Mr Blinken passed through Israeli checkpoints to meet PA president Mahmoud Abbas in the city of Ramallah on his second visit to the region since Palestinian Hamas fighters launched a surprise attack on southern Israel on 7 October, killing 1,400 people and taking more than 240 others hostage.
As Israel continued a campaign of airstrikes that Gaza health officials say has killed more than 9,700 Palestinians, Mr Blinken rebuffed calls for a ceasefire from Arab officials on Saturday after appealing, unsuccessfully, to Israel for more limited pauses to the fighting a day earlier.
Mr Blinken has been championing the US-led charge to find a long-term peaceful resolution to the violence in Gaza but it is a plan that is predicated on the removal of Hamas from the enclave despite wider Western calls for an immediate cessation of fighting – a move that would leave the militant group in charge of the Strip.
However, there remains considerable doubt about the Palestinian Authority despite beliefs that they are the only alternative to Hamas.
Ghaith al-Omari, a former adviser to Mr Abbas, told The Independent that the majority of Palestinians, both in Gaza and the West Bank, see the PA “as a liability not an asset”.
The latest polls have also suggested overwhelmingly that Palestinians are not in favour of the PA returning to the enclave.
“Right now, the PA is unable to even govern Nablus or Jenin [in the West Bank], so to think that the idea they will come into Gaza in the short-term is fanciful,” Mr al-Omari said.
“The majority see them as a liability, not an asset, so they would not have the political standing to come in, certainly not on the back of Israeli tanks.”
Mr Abbas told Mr Blinken on Sunday that Gaza is “an integral part” of the state Palestinians want, according to an account of the meeting from the official Palestinian news agency WAFA, which suggested any PA role in governing Gaza would have to be part of a wider settlement of the decades-old conflict.
“We will fully assume our responsibilities within the framework of a comprehensive political solution that includes all of the West Bank, including East Jerusalem, and the Gaza Strip,” Mr Abbas was quoted by WAFA as saying.
It comes as Israeli prime minister Benjamin Netanyahu on Sunday rejected growing calls for a ceasefire in Gaza until all of the more than 240 hostages are returned.
“There will be no ceasefire without the return of the hostages. This should be completely removed from the lexicon,” Mr Netanyahu told crews at the Ramon air force base in southern Israel, reiterating the government’s long-standing position.
“We say this to our friends and to our enemies: we will simply continue until we defeat them. We have no alternative.”
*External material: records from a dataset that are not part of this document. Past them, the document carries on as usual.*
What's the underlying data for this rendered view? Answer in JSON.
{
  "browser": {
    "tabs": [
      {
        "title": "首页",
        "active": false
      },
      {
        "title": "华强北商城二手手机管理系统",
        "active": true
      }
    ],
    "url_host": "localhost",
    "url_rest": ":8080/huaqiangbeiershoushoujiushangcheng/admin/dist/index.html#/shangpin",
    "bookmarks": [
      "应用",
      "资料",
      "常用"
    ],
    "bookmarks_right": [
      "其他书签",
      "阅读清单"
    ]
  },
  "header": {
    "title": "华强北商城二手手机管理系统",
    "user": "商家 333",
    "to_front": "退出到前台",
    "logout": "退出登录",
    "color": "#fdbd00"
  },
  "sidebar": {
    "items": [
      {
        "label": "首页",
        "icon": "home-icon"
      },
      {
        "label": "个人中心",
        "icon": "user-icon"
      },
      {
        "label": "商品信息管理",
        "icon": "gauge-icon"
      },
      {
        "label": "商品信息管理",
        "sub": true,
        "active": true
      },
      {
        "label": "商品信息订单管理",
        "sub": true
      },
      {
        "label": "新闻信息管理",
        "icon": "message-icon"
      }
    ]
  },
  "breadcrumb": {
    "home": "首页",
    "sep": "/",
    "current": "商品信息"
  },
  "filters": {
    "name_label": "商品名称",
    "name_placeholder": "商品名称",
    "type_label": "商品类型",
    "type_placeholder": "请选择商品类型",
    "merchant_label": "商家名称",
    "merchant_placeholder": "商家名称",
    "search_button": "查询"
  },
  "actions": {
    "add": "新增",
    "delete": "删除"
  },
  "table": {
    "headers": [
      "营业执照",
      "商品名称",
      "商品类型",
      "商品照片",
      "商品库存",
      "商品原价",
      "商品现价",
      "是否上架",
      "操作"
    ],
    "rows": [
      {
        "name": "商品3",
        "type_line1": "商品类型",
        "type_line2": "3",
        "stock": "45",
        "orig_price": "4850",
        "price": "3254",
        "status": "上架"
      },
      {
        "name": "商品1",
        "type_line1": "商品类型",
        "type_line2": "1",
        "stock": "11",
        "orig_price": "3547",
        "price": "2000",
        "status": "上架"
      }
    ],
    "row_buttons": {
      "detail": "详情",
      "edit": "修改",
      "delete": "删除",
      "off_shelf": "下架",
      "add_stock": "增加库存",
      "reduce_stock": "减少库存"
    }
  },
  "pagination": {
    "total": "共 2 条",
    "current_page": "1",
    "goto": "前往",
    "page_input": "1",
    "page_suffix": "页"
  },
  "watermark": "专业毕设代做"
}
While Israel has come under international pressure to minimise Palestinian civilian deaths in Gaza and allow a “humanitarian pause” in fighting, Mr Netanyahu is also facing considerable domestic pressure from the families of Israeli hostages.
Israeli police had to hold back protesters outside Mr Netanyahu’s residence in Jerusalem on Saturday night amid widespread anger at the failures that led to last month's attack by Hamas.
Waving blue and white Israeli flags and chanting “jail now!”, a crowd in the hundreds pushed through police barriers near the prime minister’s house. Several people were later arrested.
Israeli airstrikes continued to hit Gaza while the protests were ongoing. Missiles hit the Maghazi refugee camp in central Gaza on Saturday night, killing at least 40 people and wounding 34 others, according to the Hamas-run health ministry.
Arafat Abu Mashaia, who lives in the camp, said the airstrike flattened several multi-storey homes where people forced out of other parts of Gaza were sheltering.
“It was a true massacre," he said early on Sunday while standing on the wreckage of destroyed homes. “All here are peaceful people. I challenge anyone who says there were resistance [fighters] here.”
The camp, located in a residential area, is in the evacuation zone where Israel’s military has urged Palestinian civilians to seek refuge as it focuses its military offensive on the north.
Another airstrike hit a house near a school at the Bureji refugee camp in central Gaza on Sunday and staff at Al-Aqsa hospital said at least 13 people were killed. The camp is home to an estimated 46,000 people and was struck on Thursday as well.
The health ministry said more than 9,700 Palestinians have been killed in the territory in nearly a month of war, and that number is likely to rise as Israeli troops advance into dense urban neighbourhoods.
Meanwhile, former UK prime minister Boris Johnson met with Israeli soldiers during a surprise visit to the country on Sunday to “express solidarity and support” following the 7 October attack.
Footage showed Mr Johnson speaking to soldiers nearly three weeks after Rishi Sunak visited Israel ostensibly for the same reasons.